In an ongoing series on the four types of mange in dogs today we will look at Sarcoptic mange, caused by the mite Sarcoptes scabiei (variety canis).
Sarcoptic mange, also called Scabies, is primarily a disease of dogs. If a person comes in close contact with an infected dog people may suffer severe itchiness. While this is usually a self-limiting problem, most people seek treatment because of the intensity of itchiness.
Sarcoptes scabiei (variety canis), like most parasites, is host-specific, meaning that they like to live on the host(s) they are best adapted for. They thrive poorly, if at all, on other hosts or off living things such as bedding.
An interesting side note: My sister brought home a puppy years ago that was carrying the Scabies mite and our entire family had to have treatment. Fortunately, I was grown and no longer living at home then!
While Scabies is typically a disease transmitted from dogs to people, there also is a human Scabies mite that can infect dogs. In cases affecting both people and dogs where people are exceptionally itchy the variety of Scabies mite may need investigation.
The effect of the Scabies mite on dogs is also intense itchiness. Many board-certified veterinary dermatologists say that there are only two things that will cause a dog to be so itchy he can’t eat: Scabies and Food Allergy.
In moderately advanced cases of Scabies there will be a typical pattern of hair loss that affects the entire body except for the very top of the back. This “Mohawk-stripe” on a very itchy, usually young dog will make any veterinarian think Scabies first.
There are rarely complications in Scabies cases (if people are not infected) and most pets recover quickly with treatment.
Like Demodicosis, treatment is aimed at killing the mites. Unlike Demodicosis these patients can be cured of Scabies and make a full recovery.
Like Demodicosis there are a variety of treatments your pet’s doctor may use. Avoid home remedies which may not only make your pet’s skin worse but can even be fatal in some cases.

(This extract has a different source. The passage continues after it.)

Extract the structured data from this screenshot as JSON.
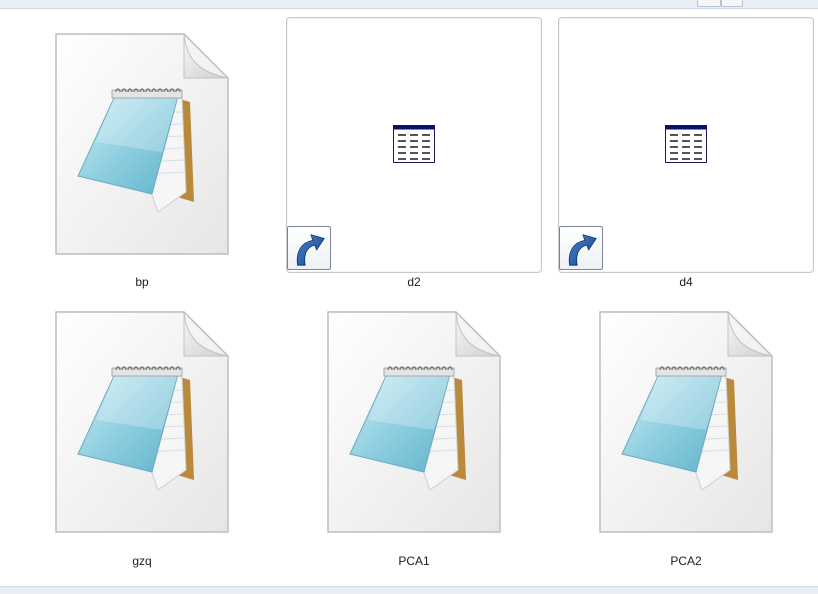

To read about Demodicosis (red mange), click here.
To read about Cheyletiella (Walking Dandruff), click here.
To read about Otodectic Mange (ear mites), click here.
See you tomorrow, Dr. Randolph.